Who Is Biruté Galdikas?
Many conservationists have decided to go to distant lands to protect wild species and dedicate their entire lives to the study of a particular species. An example of this is Biruté Galdikas.
Biruté Galdikas: first steps
Biruté Galdikas was born in 1946 in Germany, but she grew up in Canada where her interest in animals got more and more intense. It was in March 1969 that the young Biruté heard a lecture from the anthropologist Louis Leakey at the University of California on the dangers that great apes face, and the importance of studying them in connection to the evolutionary theory.
Leakey had already been the mentor and driving force behind Jane Goodall‘s research projects with chimpanzees in Gombe, and Dian Fossey’s projects with gorillas in Virunga. So, Biruté Galdikas convinced Louis to do the same with her and orangutans.
Louis Leakey allowed these three women to revolutionize our knowledge of the animal world. However, Leakey was a very demanding man. He often asked candidates to have an appendectomy, something Biruté did without hesitation.
Biruté Galdikas, another of Leakey’s angels
Thus, Biruté Galdikas would become, along with Jane Goodall and Dian Fossey, one of the so-called “Leakey’s angels”, three scientists whose careers were boosted by the anthropologist, to the point that all three would overshadow his career by discovering everything about the behavior of three of the great apes.
After obtaining funding from National Geographic, Biruté Galdikas settled in Borneo, where only Alfred Wallace had met orangutans in the mid-19th century.
This species is much more elusive than other primates, as they’re quite solitary in the wild. Therefore, even though she started years after Fossey and Goodall, she began in the same way they did – with hardly any information about the animals she would become the world’s foremost expert on.
Orangutan orphans, the great work of Biruté Galdikas
In 1971, Biruté Galdikas founded the Louis Leakey Research Center in southern Borneo, where she began to study orangutans. This woman has become an expert in the reintegration of primates in their habitat, as hundreds of orangutan orphans appear every year.
One of the main reasons why she has had to care for so many orphans is the palm oil conflict. It’s a product found in dozens of industrial bakery products, as well as ultra-processed and pre-prepared foods.

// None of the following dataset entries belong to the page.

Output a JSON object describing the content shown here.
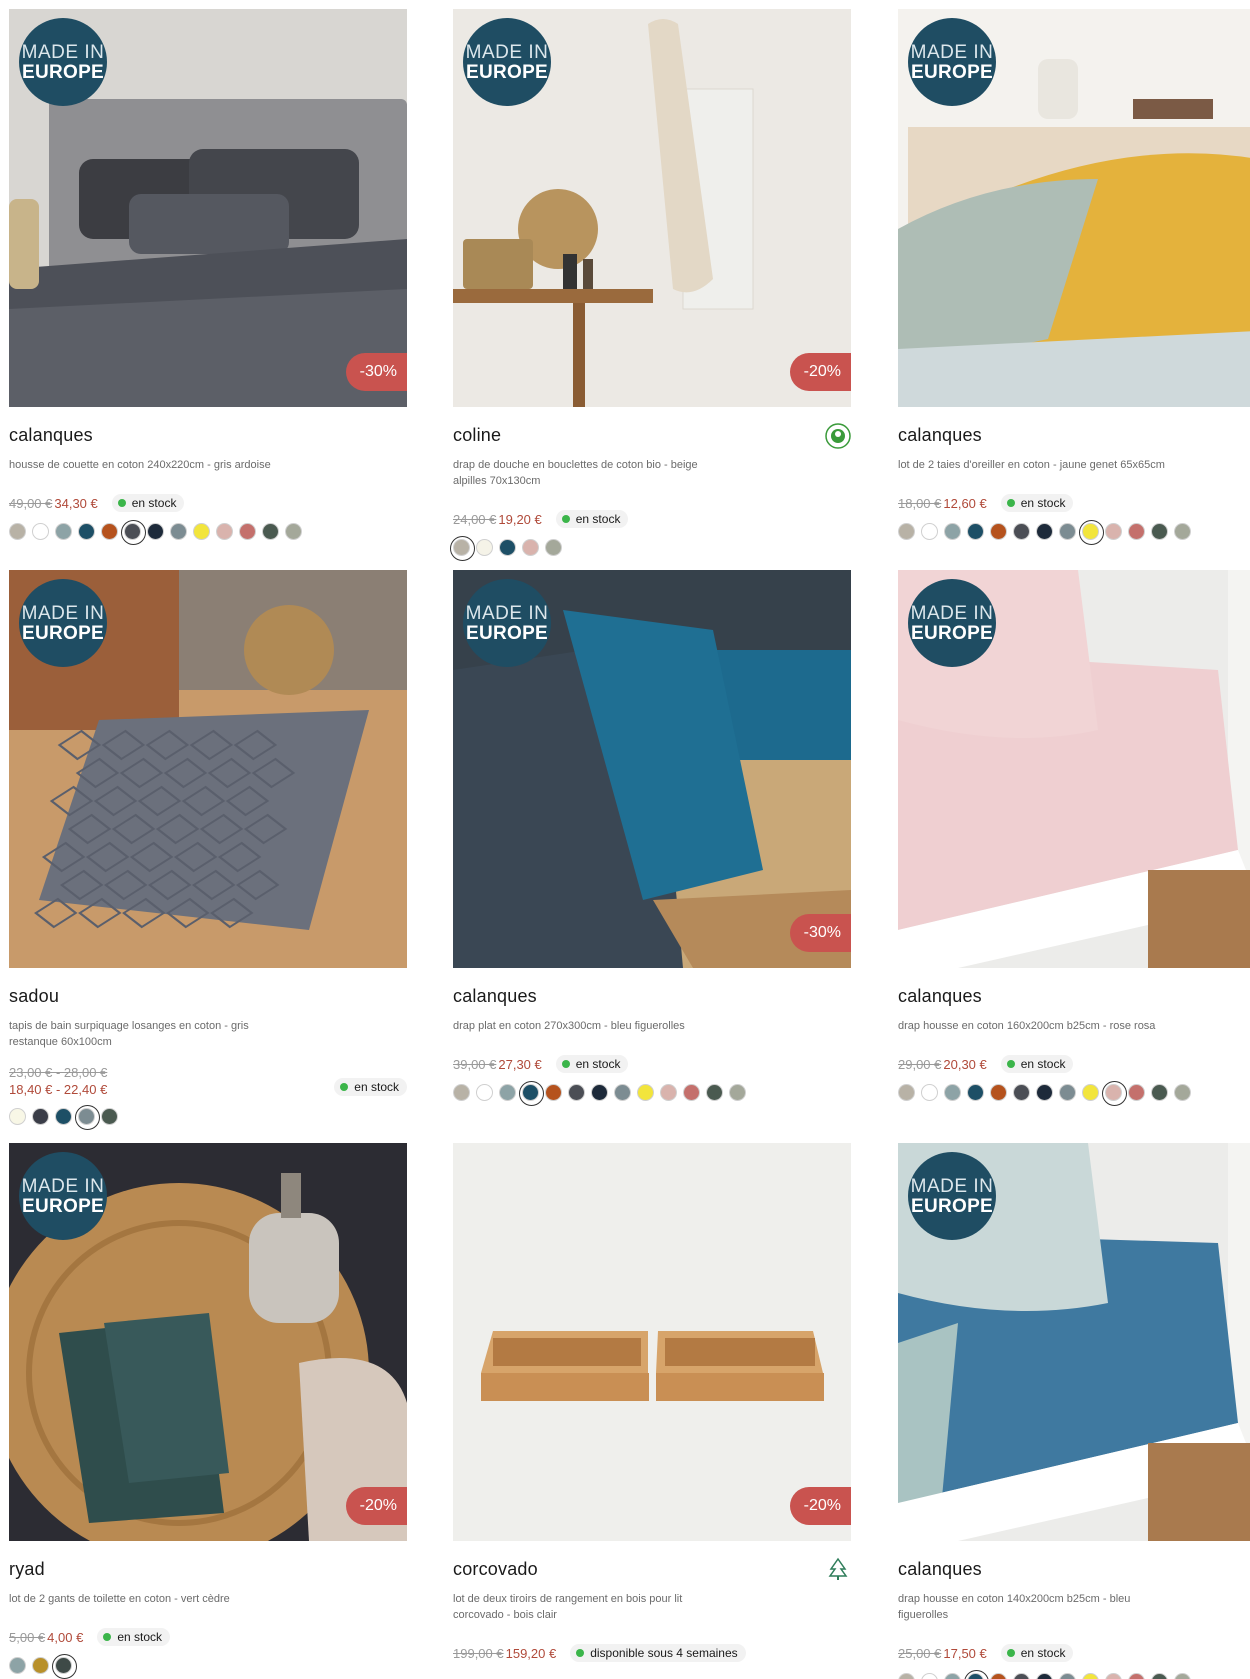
{
  "badges": {
    "made_in": "MADE IN",
    "europe": "EUROPE"
  },
  "products": [
    {
      "title": "calanques",
      "desc": "housse de couette en coton 240x220cm - gris ardoise",
      "old_price": "49,00 €",
      "new_price": "34,30 €",
      "stock": "en stock",
      "discount": "-30%",
      "made_in_europe": true,
      "swatches": [
        "#b8b2a6",
        "#ffffff",
        "#8da3a6",
        "#1d4f66",
        "#b5521d",
        "#4b4e55",
        "#1d2a3a",
        "#7c8c92",
        "#f2e53c",
        "#d9b3ad",
        "#c4706c",
        "#4a5a50",
        "#a4a89a"
      ],
      "selected_swatch": 5,
      "image": "bedroom-dark"
    },
    {
      "title": "coline",
      "desc": "drap de douche en bouclettes de coton bio - beige alpilles 70x130cm",
      "old_price": "24,00 €",
      "new_price": "19,20 €",
      "stock": "en stock",
      "discount": "-20%",
      "made_in_europe": true,
      "eco_icon": "organic-cotton-icon",
      "swatches": [
        "#b8b2a6",
        "#f5f3e8",
        "#1d4f66",
        "#d9b3ad",
        "#a4a89a"
      ],
      "selected_swatch": 0,
      "image": "towel"
    },
    {
      "title": "calanques",
      "desc": "lot de 2 taies d'oreiller en coton - jaune genet 65x65cm",
      "old_price": "18,00 €",
      "new_price": "12,60 €",
      "stock": "en stock",
      "discount": "",
      "made_in_europe": true,
      "swatches": [
        "#b8b2a6",
        "#ffffff",
        "#8da3a6",
        "#1d4f66",
        "#b5521d",
        "#4b4e55",
        "#1d2a3a",
        "#7c8c92",
        "#f2e53c",
        "#d9b3ad",
        "#c4706c",
        "#4a5a50",
        "#a4a89a"
      ],
      "selected_swatch": 8,
      "image": "pillows-yellow"
    },
    {
      "title": "sadou",
      "desc": "tapis de bain surpiquage losanges en coton - gris restanque 60x100cm",
      "old_price": "23,00 € - 28,00 €",
      "new_price": "18,40 € - 22,40 €",
      "stock": "en stock",
      "discount": "",
      "made_in_europe": true,
      "swatches": [
        "#f8f7e6",
        "#3a3d48",
        "#1d4f66",
        "#7c8c92",
        "#4a5a50"
      ],
      "selected_swatch": 3,
      "image": "bathmat"
    },
    {
      "title": "calanques",
      "desc": "drap plat en coton 270x300cm - bleu figuerolles",
      "old_price": "39,00 €",
      "new_price": "27,30 €",
      "stock": "en stock",
      "discount": "-30%",
      "made_in_europe": true,
      "swatches": [
        "#b8b2a6",
        "#ffffff",
        "#8da3a6",
        "#1d4f66",
        "#b5521d",
        "#4b4e55",
        "#1d2a3a",
        "#7c8c92",
        "#f2e53c",
        "#d9b3ad",
        "#c4706c",
        "#4a5a50",
        "#a4a89a"
      ],
      "selected_swatch": 3,
      "image": "sheet-blue"
    },
    {
      "title": "calanques",
      "desc": "drap housse en coton 160x200cm b25cm - rose rosa",
      "old_price": "29,00 €",
      "new_price": "20,30 €",
      "stock": "en stock",
      "discount": "",
      "made_in_europe": true,
      "swatches": [
        "#b8b2a6",
        "#ffffff",
        "#8da3a6",
        "#1d4f66",
        "#b5521d",
        "#4b4e55",
        "#1d2a3a",
        "#7c8c92",
        "#f2e53c",
        "#d9b3ad",
        "#c4706c",
        "#4a5a50",
        "#a4a89a"
      ],
      "selected_swatch": 9,
      "image": "fitted-pink"
    },
    {
      "title": "ryad",
      "desc": "lot de 2 gants de toilette en coton - vert cèdre",
      "old_price": "5,00 €",
      "new_price": "4,00 €",
      "stock": "en stock",
      "discount": "-20%",
      "made_in_europe": true,
      "swatches": [
        "#8da3a6",
        "#b8902a",
        "#3e4a47"
      ],
      "selected_swatch": 2,
      "image": "washcloths"
    },
    {
      "title": "corcovado",
      "desc": "lot de deux tiroirs de rangement en bois pour lit corcovado - bois clair",
      "old_price": "199,00 €",
      "new_price": "159,20 €",
      "stock": "disponible sous 4 semaines",
      "discount": "-20%",
      "made_in_europe": false,
      "eco_icon": "fsc-tree-icon",
      "swatches": [],
      "selected_swatch": -1,
      "image": "drawers"
    },
    {
      "title": "calanques",
      "desc": "drap housse en coton 140x200cm b25cm - bleu figuerolles",
      "old_price": "25,00 €",
      "new_price": "17,50 €",
      "stock": "en stock",
      "discount": "",
      "made_in_europe": true,
      "swatches": [
        "#b8b2a6",
        "#ffffff",
        "#8da3a6",
        "#1d4f66",
        "#b5521d",
        "#4b4e55",
        "#1d2a3a",
        "#7c8c92",
        "#f2e53c",
        "#d9b3ad",
        "#c4706c",
        "#4a5a50",
        "#a4a89a"
      ],
      "selected_swatch": 3,
      "image": "fitted-blue"
    }
  ]
}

Orangutans are one of the animals with the longest childhoods. That meant that Biruté Galdikas and her team had to raise them for several years. Then, she would integrate them with those living in the jungle.
The ghosts of the forest
Even though Biruté Galdikas had a lot of experience with orphans, wild orangutans were very elusive. For years she had very few encounters. Usually, when she encountered one, they quickly disappeared into the thicket of Borneo’s high forests.
Despite this, Biruté’s work has allowed us to learn more about the unknown life of this primate. We know now that orangutans consume more than 300 food sources, mainly plants, fungi, and the occasional insect.
Like other great apes, orangutans are very intelligent: they’re an example of how animals use tools and have a culture. Unfortunately, they’re also highly endangered, and Biruté and her team continue to protect these animals from extinction. However, as stated in many interviews, she knows that her life is in danger too, because of her fight against poaching.
Finally, the deforestation of Borneo’s jungles is the main cause behind these animals’ imminent danger of extinction. Not consuming palm oil is a good way to protect orangutans from extinction and help the conservation of this species.It might interest you...